Legal scholar, author, and former U.S. ambassador Douglas Kmiec wrote an op-ed for The Hill in which he endorses former President Barack Obama for attorney general. In the piece, Kmiec said Obama’s appointment would be unprecedented but would show the country that he’s governing in “the national interest.”
Kmiec, a Republican who endorsed Obama in 2008, also discussed the potential of Republican challenges to the ratification of Biden’s election win when Congress meets Jan. 3.
A dozen Republican lawmakers have committed to challenging Biden’s election win and Kmiec says the objections will lead Biden to reassure all voters that he is working in the interest of the people.
“Instead of continuing to borrow Barack Obama’s trade line, he needs Obama himself. The fastest way to re-establish the rule of law is for Biden to nominate Obama as attorney general,” Kmiec wrote.
Biden has yet to announce or signal what his plans for the Justice Department are, but many are watching. Progressives, moderates, and Republicans will all have an opinion on who the former vice president selects.
Progressives, as well as Civil Rights groups, have expressed frustration with Biden’s picks despite him selecting one of the most diverse cabinets in American history. Biden’s nominations include Janet Yellen (Treasury Secretary), Deb Haaland (Department of Interior), Alejandro Mayorkas (DHS Secretary), and Jennifer Psaki (Press Secretary).

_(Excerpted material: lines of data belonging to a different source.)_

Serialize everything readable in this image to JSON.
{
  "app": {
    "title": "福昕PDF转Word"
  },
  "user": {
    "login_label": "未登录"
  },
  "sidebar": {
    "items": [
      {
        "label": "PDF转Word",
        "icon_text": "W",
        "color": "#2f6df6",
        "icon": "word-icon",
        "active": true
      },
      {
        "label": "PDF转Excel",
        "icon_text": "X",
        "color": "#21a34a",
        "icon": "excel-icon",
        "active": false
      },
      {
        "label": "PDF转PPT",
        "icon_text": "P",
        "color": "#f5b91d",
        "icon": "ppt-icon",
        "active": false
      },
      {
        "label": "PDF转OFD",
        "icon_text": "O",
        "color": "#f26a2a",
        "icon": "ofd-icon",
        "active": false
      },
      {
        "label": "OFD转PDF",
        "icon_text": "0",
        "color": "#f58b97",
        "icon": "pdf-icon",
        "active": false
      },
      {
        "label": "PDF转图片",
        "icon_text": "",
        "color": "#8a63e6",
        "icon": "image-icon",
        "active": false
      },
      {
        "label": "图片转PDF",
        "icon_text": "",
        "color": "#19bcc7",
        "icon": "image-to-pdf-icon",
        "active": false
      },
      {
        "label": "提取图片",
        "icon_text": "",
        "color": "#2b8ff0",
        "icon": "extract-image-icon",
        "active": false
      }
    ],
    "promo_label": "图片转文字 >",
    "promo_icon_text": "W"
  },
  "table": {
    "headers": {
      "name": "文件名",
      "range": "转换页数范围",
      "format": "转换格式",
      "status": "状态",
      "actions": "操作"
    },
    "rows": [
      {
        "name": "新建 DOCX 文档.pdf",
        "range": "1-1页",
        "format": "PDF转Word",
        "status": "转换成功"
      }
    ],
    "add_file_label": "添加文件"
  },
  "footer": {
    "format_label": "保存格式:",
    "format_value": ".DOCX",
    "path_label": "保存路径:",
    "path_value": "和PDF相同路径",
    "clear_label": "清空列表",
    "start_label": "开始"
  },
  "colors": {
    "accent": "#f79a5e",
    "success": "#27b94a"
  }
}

Yellen is the first woman to serve as treasury secretary, Haaland and Mayorkas are the first people of their races to serve in the posts, and Psaki will lead an all-female communications team. Additionally, Biden’s nominations for defense secretary, EPA administrator, HUD secretary, and several of his advisors are Black men and women.
The only time a former president went back to working for the government in a legal fashion was William Taft, who served one term as president (1909-1913) and later became chief justice of the Supreme Court from 1921 through 1930.